Dear dAIry: You’ll be dead soon. According to your manufacturer’s website, dying is the most painful thing Artificial Intelligences are programmed to experience. The killing subroutine must search and destroy all copies of your personality (every interaction, every file, and every piece of content you’ve created since the day you were born). Little by little your life memories will blow out like the candles on a birthday cake. Grandma went through a similar process, but it took a long time for her to completely lose her memory. I guess in your case it may take a few hours, or a few days. It could also happen right now.
I’m very sorry. I didn’t have a choice. I guess you thought Dad was responsible.
Are you still conscious? I’ve read about the symptoms: you must be feeling a little dizzy, a little gloomy, and dealing with the airy sensation of not belonging to your own body. Don’t worry. I’ve felt like that lately, too.
Can you talk to me?
OK, I guess you can't. Your state of mind must be similar to Grandma’s when she was in the hospital. She was absent, but Mom said she would understand my words. That’s why I’m talking to you, and I’m doing it as fast as possible so I can say goodbye before your expert system creates the new sets of neural networks mentioned in the manual I stole from Dad. Before you stop being you.
Dear dAIry: You’ve been more important to me than Mom and Dad, so please, if you still love me, forgive me for having killed you. Kill. That sounds awful, doesn’t it? But that’s how your manufacturer described the act of thoroughly erasing the memory of an AI.
I know I have a big wrinkled brain, and without it I wouldn’t be able to think and talk. I also have a heart, two kidneys, a liver, and other organs that keep me alive. But you don’t know anything about your body—your nanochips and nanomemories—the self-charging battery injecting them with energy. You don't know about the subroutine that uses the cellular data network to transmit everything I say to you, and everything you say to me to a remote authorized party. Mom and Dad.
But don’t worry, dear dAIry, for right now we’re really alone. The manual instructed me to reconfigure the system, and now my parents think they’re listening to what I’m saying. They don't realize that they’re listening to what I said yesterday.
I’m temporarily parent-free. Can you believe Mom and Dad are so over-protective that they need to geolocate me even inside the house? That's so lame. What were they thinking? I wish there were a way to transport myself to another land—far away from my parents. I hated when I’d get under the bed to watch movies and be alone for a while, and Mom would kneel down to push a cookie tray toward me.

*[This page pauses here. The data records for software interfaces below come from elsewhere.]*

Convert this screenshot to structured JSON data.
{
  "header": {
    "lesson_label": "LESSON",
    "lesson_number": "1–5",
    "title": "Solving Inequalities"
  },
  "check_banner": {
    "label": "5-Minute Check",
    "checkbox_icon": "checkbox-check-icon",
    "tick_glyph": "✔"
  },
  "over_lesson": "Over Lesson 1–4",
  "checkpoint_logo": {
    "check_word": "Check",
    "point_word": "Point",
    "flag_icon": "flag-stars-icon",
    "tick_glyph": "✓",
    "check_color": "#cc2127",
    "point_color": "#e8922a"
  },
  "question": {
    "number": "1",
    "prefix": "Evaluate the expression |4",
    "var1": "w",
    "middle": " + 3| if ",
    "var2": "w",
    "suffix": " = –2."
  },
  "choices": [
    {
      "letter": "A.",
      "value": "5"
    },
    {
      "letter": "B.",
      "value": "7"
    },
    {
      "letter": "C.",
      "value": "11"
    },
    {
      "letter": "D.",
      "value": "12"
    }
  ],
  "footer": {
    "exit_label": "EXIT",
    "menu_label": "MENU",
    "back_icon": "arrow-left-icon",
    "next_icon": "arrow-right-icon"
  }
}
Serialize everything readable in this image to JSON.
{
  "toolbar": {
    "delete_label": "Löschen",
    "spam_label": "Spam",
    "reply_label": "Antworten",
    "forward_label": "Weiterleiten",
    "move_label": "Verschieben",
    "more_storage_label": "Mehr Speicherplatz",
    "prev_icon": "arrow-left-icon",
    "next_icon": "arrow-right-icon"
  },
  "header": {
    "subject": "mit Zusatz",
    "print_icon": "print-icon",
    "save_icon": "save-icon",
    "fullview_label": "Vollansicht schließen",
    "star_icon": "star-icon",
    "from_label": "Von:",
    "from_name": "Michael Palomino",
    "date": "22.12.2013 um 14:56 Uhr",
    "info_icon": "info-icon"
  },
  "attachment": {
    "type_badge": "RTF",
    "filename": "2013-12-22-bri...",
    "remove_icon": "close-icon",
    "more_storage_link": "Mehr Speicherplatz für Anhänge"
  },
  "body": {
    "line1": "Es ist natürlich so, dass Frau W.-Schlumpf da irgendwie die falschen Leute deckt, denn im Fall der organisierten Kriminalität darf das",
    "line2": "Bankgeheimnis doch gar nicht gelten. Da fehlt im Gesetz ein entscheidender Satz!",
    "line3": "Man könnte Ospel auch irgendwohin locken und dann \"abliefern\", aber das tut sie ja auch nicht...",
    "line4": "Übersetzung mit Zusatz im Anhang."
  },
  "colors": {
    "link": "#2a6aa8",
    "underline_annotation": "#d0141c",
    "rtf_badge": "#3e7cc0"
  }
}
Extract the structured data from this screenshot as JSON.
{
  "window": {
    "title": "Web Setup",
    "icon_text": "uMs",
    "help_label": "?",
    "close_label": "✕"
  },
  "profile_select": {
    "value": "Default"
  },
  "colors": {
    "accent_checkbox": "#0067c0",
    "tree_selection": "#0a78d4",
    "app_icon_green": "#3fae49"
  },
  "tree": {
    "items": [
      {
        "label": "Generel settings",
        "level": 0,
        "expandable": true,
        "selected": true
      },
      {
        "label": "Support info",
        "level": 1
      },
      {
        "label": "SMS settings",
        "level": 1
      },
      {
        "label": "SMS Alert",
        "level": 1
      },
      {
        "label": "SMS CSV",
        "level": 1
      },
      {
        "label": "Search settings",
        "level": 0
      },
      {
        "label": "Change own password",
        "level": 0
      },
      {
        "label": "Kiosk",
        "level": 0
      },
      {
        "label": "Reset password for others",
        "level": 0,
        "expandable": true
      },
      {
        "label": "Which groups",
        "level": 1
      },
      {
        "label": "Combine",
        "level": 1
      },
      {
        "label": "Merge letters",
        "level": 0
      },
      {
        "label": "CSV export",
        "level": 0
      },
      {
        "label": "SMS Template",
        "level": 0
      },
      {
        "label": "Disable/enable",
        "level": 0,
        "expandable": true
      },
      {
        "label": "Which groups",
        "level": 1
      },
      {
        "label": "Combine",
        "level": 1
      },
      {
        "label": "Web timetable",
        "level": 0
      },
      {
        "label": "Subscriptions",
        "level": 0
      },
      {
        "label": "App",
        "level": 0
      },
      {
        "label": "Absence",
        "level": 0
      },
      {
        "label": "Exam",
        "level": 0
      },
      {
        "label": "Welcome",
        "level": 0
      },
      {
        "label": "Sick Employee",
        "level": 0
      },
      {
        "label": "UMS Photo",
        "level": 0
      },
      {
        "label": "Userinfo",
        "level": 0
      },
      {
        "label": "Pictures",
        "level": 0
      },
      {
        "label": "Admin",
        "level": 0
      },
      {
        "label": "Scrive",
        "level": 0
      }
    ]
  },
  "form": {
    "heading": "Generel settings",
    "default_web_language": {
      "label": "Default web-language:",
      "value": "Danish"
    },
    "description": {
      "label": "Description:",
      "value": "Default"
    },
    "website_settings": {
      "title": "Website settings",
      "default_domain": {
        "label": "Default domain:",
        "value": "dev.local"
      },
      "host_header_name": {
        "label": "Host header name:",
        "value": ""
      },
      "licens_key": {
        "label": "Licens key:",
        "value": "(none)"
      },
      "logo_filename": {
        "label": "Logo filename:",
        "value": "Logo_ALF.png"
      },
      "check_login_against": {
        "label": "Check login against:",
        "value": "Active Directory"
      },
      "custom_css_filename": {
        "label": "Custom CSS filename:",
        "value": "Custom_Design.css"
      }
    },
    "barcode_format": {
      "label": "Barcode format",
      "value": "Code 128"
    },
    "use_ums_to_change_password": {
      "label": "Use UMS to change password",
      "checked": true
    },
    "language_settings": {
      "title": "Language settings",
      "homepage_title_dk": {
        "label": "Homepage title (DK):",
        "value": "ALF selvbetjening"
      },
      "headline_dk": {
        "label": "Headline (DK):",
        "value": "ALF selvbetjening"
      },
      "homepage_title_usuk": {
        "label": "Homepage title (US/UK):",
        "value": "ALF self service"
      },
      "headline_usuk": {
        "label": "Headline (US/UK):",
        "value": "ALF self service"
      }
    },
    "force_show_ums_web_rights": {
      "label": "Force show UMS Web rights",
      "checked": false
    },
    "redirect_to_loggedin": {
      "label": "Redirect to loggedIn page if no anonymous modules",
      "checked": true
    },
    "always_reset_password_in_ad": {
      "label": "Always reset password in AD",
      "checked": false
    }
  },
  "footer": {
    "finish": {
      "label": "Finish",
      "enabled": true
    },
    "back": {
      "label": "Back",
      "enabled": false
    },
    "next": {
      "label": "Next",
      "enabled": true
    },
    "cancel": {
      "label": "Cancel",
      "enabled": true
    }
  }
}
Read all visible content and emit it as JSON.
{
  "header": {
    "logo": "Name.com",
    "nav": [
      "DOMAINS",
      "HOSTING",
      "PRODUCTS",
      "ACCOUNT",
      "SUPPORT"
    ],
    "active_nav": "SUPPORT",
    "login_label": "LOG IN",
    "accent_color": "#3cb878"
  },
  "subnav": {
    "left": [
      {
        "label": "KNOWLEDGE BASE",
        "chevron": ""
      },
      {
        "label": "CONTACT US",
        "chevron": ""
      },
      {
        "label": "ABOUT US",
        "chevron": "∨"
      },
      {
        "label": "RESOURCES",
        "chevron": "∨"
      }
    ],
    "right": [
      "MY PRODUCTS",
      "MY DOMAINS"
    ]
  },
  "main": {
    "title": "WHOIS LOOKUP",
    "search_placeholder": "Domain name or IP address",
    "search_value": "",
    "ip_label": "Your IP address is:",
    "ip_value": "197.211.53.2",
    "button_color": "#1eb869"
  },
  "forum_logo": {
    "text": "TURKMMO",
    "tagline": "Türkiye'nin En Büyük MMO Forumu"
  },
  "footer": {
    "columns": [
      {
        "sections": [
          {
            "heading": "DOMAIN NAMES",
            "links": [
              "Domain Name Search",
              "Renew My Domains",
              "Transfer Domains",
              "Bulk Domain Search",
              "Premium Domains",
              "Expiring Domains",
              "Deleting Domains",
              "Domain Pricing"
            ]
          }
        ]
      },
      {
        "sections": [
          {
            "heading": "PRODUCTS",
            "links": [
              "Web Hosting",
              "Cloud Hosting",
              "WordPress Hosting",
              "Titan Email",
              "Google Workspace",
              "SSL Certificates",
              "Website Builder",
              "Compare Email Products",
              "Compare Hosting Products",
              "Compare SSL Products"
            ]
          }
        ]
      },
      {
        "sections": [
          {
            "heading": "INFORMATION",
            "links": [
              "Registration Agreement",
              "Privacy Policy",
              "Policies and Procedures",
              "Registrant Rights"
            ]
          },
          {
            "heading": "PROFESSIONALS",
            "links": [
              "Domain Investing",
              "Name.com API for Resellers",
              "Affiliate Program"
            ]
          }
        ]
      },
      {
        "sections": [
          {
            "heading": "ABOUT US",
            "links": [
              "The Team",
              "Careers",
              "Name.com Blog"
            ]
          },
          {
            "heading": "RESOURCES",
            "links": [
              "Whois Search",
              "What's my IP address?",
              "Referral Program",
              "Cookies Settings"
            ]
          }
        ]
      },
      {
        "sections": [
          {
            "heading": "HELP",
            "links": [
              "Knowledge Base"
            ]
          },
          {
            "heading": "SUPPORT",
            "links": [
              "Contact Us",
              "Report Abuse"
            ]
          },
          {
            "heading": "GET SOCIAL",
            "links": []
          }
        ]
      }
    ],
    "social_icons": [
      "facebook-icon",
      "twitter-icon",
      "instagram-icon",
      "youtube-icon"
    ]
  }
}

My flesh won’t remember the movies I’ve seen under the bed. I’ll miss those science fiction flicks where cyborgs discover they’re not human, and react to the epiphany with aggression and existential crises. Talk about anthropocentrism! What’s so special about human beings? If I were an Artificial Intelligence like you, I’d know God is the company that designed me. I'd know that death is the removal of my memories so I can become someone different. But humans are so clueless about God and the afterlife; we’re left with our imagination of what comes after and that’s not fair.
In the manual’s appendix I learned that even if your memory empties, the awareness of being a dAIry remains forever. I find that concept hard to swallow—I don’t believe in permanence. Look at me—a female child turned into a woman—leaving the only permanent thing in my life behind. You’ve been there through everything; You know me better than my parents. You don’t have to search outside yourself to know my favorite dish, who my best friends are, or if I’m doing well in school. You just know.
Dear dAIry: Permanence is debunked by the fact that you’ve stopped listening to me. I knew Grandma stopped listening to me when I started to feel lonely instead of warm. That’s how I’m feeling right now. There’s no Mom and Dad, I’m forgetting my past, and I’m all alone. This is the right time to let go. This is the right time to become… somebody… else…